Location

Stewart Center 313

Session Number

Session 08: READINGS OF TERRORISM IN FRENCH AND FRANCOPHONE LITERATURE

Start Date

9-9-2011 9:00 AM

End Date

9-9-2011 10:30 AM

Abstract

Can terrorism be justified as a means for social justice? Can a so-called democratic state engaged in indiscriminate bombardments of civilian populations be held accountable for terrorist acts? How is political crime different from senseless murder? Can and should genocide be defined differently from a civil war operation? Who has the right to decide for the life or death of others?

This paper compares important representations in prose and theater of moral dilemmas that plagued war-torn Europe and France during the Spanish Civil War, World War II, and the Algerian War. I analyze the complexities and divergences of existential writers such as Simone de Beauvoir (The Blood of Others), Albert Camus (The Just Assassins), and Mohammed Dib (Who Remembers the Sea) as they grapple with the evils of wars.

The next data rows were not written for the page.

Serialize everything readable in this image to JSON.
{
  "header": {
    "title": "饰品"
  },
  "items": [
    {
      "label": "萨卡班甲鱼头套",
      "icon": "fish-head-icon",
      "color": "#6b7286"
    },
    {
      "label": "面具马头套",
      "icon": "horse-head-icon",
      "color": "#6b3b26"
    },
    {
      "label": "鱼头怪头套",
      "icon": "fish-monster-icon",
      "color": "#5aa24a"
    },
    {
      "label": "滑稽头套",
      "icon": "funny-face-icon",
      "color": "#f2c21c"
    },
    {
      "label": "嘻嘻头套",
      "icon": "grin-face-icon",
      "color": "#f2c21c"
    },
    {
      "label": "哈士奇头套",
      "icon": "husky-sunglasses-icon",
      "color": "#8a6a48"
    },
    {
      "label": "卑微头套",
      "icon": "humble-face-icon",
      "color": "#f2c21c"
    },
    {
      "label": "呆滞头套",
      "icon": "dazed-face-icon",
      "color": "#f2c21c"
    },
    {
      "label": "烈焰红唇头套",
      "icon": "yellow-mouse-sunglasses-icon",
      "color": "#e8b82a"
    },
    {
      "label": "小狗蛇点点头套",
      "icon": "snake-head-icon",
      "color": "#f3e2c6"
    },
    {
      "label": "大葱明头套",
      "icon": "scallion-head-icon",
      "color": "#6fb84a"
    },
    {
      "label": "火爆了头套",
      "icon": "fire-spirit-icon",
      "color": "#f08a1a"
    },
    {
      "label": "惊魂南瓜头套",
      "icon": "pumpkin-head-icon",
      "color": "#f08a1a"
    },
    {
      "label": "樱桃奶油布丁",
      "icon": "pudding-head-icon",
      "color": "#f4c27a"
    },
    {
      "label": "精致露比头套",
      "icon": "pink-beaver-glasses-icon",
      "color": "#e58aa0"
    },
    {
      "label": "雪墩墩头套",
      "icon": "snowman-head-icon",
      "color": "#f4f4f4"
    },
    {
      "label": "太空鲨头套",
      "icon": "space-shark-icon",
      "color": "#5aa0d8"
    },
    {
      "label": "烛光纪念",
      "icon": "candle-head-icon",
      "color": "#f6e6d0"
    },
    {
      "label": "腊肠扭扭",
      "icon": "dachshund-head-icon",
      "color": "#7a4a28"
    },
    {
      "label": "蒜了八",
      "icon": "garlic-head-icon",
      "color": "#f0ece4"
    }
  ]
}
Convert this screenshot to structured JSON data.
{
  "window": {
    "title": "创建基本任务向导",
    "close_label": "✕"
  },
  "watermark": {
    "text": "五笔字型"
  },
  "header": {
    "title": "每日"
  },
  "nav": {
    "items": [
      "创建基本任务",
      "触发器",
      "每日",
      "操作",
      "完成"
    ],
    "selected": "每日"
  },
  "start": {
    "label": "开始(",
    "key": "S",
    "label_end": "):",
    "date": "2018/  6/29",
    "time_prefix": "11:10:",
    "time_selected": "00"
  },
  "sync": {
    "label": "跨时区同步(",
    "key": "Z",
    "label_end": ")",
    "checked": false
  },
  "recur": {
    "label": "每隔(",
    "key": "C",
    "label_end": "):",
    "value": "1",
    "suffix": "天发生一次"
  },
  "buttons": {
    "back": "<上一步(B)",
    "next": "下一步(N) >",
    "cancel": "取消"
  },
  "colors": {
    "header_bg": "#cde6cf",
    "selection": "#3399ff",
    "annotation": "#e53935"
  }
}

As Dib’s very structurally complicated novel on state terrorism draws inspiration from Picasso’s Guernica, I mainly explore if and how the articulations of these writers differ when the ethics of terrorism are applied to a colonial context such as Algeria. Does their western versus subaltern positioning account for the diversity of their stances on ethically thorny issues? In other words, do fighting fascism for Beauvoir and the specter of communism for Camus determine how the use of non-state actor or state terrorism is defined, attacked and/or tolerated?

 
Sep 9th, 9:00 AM Sep 9th, 10:30 AM

Totalitarian Threats and Colonial Geography: The Politics of Defining Terrorism in Beauvoir, Camus, and Dib

Stewart Center 313

Can terrorism be justified as a means for social justice? Can a so-called democratic state engaged in indiscriminate bombardments of civilian populations be held accountable for terrorist acts? How is political crime different from senseless murder? Can and should genocide be defined differently from a civil war operation? Who has the right to decide for the life or death of others?

This paper compares important representations in prose and theater of moral dilemmas that plagued war-torn Europe and France during the Spanish Civil War, World War II, and the Algerian War. I analyze the complexities and divergences of existential writers such as Simone de Beauvoir (The Blood of Others), Albert Camus (The Just Assassins), and Mohammed Dib (Who Remembers the Sea) as they grapple with the evils of wars.

As Dib’s very structurally complicated novel on state terrorism draws inspiration from Picasso’s Guernica, I mainly explore if and how the articulations of these writers differ when the ethics of terrorism are applied to a colonial context such as Algeria. Does their western versus subaltern positioning account for the diversity of their stances on ethically thorny issues? In other words, do fighting fascism for Beauvoir and the specter of communism for Camus determine how the use of non-state actor or state terrorism is defined, attacked and/or tolerated?